In Hamdi Salihi and Maicon Santos, D.C. United boast two accomplished strikers who have shown flashes of goal-scoring prowess this season, if not sustained success.
Coach Ben Olsen, therefore, has wavered on which player to start at that No. 9 position. Salihi is the composed finisher with technical ability and a poacher’s nose for the goal. Santos is the bruiser with ball-winning proficiency and a cannon of a left foot. Two forwards, two unique skill sets.
Recently, though, Olsen has found a novel solution: Sit ‘em both.

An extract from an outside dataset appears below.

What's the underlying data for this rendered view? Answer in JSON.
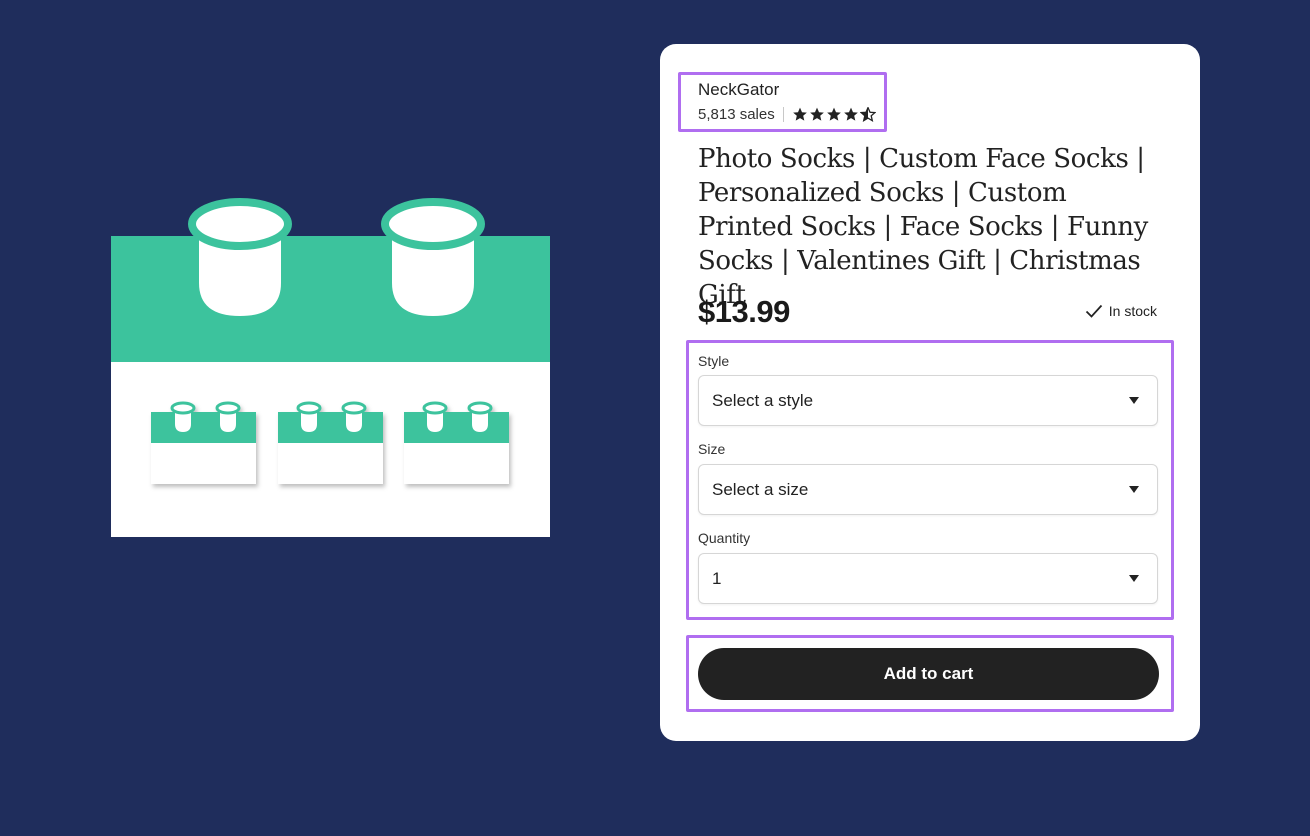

During United’s past two matches — a friendly with Paris Saint-Germain and a league game against the Columbus Crew — Olsen has gone with unheralded striker Long Tan. While Santos came off the bench in the 1-0 win over Columbus this past weekend, Salihi, the team’s second-highest-paid player, was left off the 18-man game-day roster.
“It’s always not good, but you have to accept this thing because he’s the coach,” Salihi said of the exclusion. “In another match, another opponent, he will choose other possibilities. It’s good when you have different possibilities. You don’t have to get angry. Just work and wait because everybody will have his minutes.”
In the season’s early stages, it was Santos grasping the starting job. The Brazilian journeyman, whose career also has taken him to Israel, Libya and Tunisia, scored six goals during a six-game unbeaten run. But he’s found net just once in his past 10 appearances.
When Santos initially went cold, Salihi heated up, as the Albanian national team veteran bagged four goals in a five-match stretch. In six appearances since, however, he has only one tally.
For the two 28-year-old offseason acquisitions, the challenge has been finding a rhythm while moving between the starting lineup and the bench.
“It’s kind of difficult because you don’t get enough time playing,” said Santos, who noted the difficulty of retaining full match fitness when not starting. “To be honest, I’m kind of frustrated a little bit. Everyone wants to be in the 11, everyone wants to start. But I understand I just need to keep focusing at practice every day.”
The wild card is Tan, a 24-year-old Chinese player acquired in late June from the Vancouver Whitecaps for a supplemental draft pick. In 19 career games, he has just one goal.
But after United were shut out in consecutive losses last month, Olsen took a gamble by inserting Tan. Although his touch in the final third still needs polish, Tan brings high energy pressuring opposing back lines.
“The forward crew all offer different things,” Olsen said. “Tan’s work off the ball has really helped us, I think. It’s something we need on the field right now. That’s not to say the other two don’t have qualities that I’m going to need for a different game or a different period of this season.”
On Saturday, United (11-7-3) go on the road to face a Sporting Kansas City squad (12-7-4) that Wednesday played 120 minutes before defeating the Seattle Sounders on penalty kicks in the U.S. Open Cup final.
Against such a fatigued adversary, Tan’s work rate could again be a key asset. It’s one of many factors Olsen will continue to weigh as he tries to concoct the right formula each contest.
“He has the same words for everybody,” Salihi said. “He’s every day watching how it’s going in training. When he thinks this guy or this guy is good for this system, and this is what he has in mind for this game or this game, he will choose the right guys, I think, always.”